*** Opening of DATA PROVIDED ***

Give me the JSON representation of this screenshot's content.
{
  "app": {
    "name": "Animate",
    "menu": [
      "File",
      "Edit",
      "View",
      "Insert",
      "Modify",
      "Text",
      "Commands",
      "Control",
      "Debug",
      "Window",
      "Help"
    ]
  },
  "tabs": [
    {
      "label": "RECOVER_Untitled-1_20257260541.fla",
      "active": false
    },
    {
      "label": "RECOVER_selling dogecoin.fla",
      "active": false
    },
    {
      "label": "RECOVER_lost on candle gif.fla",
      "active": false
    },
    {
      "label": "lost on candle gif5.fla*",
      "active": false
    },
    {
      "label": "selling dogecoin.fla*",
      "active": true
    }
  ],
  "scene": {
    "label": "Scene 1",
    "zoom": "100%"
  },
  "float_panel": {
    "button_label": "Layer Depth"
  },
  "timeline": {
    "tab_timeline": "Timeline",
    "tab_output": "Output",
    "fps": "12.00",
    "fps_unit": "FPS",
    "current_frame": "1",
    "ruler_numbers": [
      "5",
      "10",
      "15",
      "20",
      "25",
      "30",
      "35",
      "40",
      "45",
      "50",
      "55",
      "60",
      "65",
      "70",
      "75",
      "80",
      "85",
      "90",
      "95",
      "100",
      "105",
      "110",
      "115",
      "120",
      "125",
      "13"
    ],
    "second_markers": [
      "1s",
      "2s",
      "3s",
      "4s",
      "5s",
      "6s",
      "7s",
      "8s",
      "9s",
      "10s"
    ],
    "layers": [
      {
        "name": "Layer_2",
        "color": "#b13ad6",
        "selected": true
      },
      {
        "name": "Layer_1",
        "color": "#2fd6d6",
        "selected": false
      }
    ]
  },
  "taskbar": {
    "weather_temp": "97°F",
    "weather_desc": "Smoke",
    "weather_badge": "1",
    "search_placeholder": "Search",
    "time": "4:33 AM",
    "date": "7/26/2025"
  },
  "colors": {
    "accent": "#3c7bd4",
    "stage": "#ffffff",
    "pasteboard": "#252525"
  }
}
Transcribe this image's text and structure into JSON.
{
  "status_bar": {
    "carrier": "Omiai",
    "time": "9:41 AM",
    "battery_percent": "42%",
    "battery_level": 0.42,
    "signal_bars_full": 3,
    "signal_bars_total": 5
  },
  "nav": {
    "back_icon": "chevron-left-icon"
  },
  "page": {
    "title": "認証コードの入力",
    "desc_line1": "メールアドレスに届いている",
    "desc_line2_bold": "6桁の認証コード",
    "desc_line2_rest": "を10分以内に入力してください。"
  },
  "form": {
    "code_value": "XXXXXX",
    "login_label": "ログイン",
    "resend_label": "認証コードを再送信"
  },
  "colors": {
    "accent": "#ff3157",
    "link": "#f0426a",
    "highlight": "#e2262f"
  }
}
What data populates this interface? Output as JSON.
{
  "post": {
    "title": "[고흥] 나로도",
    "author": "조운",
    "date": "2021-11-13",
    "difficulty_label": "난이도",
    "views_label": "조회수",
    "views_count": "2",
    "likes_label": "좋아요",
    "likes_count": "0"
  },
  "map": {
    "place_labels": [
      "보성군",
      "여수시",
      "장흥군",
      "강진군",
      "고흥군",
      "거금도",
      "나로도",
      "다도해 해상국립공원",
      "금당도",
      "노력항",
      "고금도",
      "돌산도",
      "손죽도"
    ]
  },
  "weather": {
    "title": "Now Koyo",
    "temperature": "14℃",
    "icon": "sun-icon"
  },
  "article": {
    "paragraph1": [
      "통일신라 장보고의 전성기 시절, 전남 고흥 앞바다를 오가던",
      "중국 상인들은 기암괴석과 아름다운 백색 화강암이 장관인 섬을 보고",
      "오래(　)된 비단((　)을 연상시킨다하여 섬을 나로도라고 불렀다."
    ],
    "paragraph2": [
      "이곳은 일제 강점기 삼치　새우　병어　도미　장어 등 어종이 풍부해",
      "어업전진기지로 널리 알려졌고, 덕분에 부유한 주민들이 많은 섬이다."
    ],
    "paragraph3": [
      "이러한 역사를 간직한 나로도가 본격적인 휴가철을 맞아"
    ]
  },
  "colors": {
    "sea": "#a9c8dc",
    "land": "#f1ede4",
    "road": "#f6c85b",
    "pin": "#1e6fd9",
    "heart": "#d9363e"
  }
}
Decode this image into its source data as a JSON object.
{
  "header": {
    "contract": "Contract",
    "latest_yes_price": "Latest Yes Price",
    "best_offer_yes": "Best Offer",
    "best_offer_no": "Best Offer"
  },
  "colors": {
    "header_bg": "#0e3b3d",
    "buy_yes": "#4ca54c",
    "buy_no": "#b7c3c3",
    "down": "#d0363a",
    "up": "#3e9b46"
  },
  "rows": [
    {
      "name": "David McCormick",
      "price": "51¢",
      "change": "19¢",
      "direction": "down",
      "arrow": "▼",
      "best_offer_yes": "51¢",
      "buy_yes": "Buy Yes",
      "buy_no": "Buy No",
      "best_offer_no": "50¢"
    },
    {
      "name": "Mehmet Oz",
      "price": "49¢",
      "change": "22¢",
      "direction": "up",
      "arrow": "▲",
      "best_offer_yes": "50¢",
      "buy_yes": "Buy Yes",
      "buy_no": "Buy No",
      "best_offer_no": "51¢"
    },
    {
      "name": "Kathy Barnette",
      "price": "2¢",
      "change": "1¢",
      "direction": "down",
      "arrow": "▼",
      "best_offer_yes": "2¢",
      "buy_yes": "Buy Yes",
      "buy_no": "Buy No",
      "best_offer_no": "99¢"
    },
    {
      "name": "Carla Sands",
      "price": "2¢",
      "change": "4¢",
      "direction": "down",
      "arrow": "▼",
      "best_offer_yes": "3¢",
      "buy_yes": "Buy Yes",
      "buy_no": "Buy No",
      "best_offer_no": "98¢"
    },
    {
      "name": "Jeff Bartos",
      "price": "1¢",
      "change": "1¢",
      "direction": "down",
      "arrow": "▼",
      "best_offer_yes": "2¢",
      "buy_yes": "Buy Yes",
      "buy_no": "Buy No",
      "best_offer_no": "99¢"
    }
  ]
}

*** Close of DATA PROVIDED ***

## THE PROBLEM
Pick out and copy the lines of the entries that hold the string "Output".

## RESPONSE
    "tab_output": "Output",
What data populates this interface? Output as JSON.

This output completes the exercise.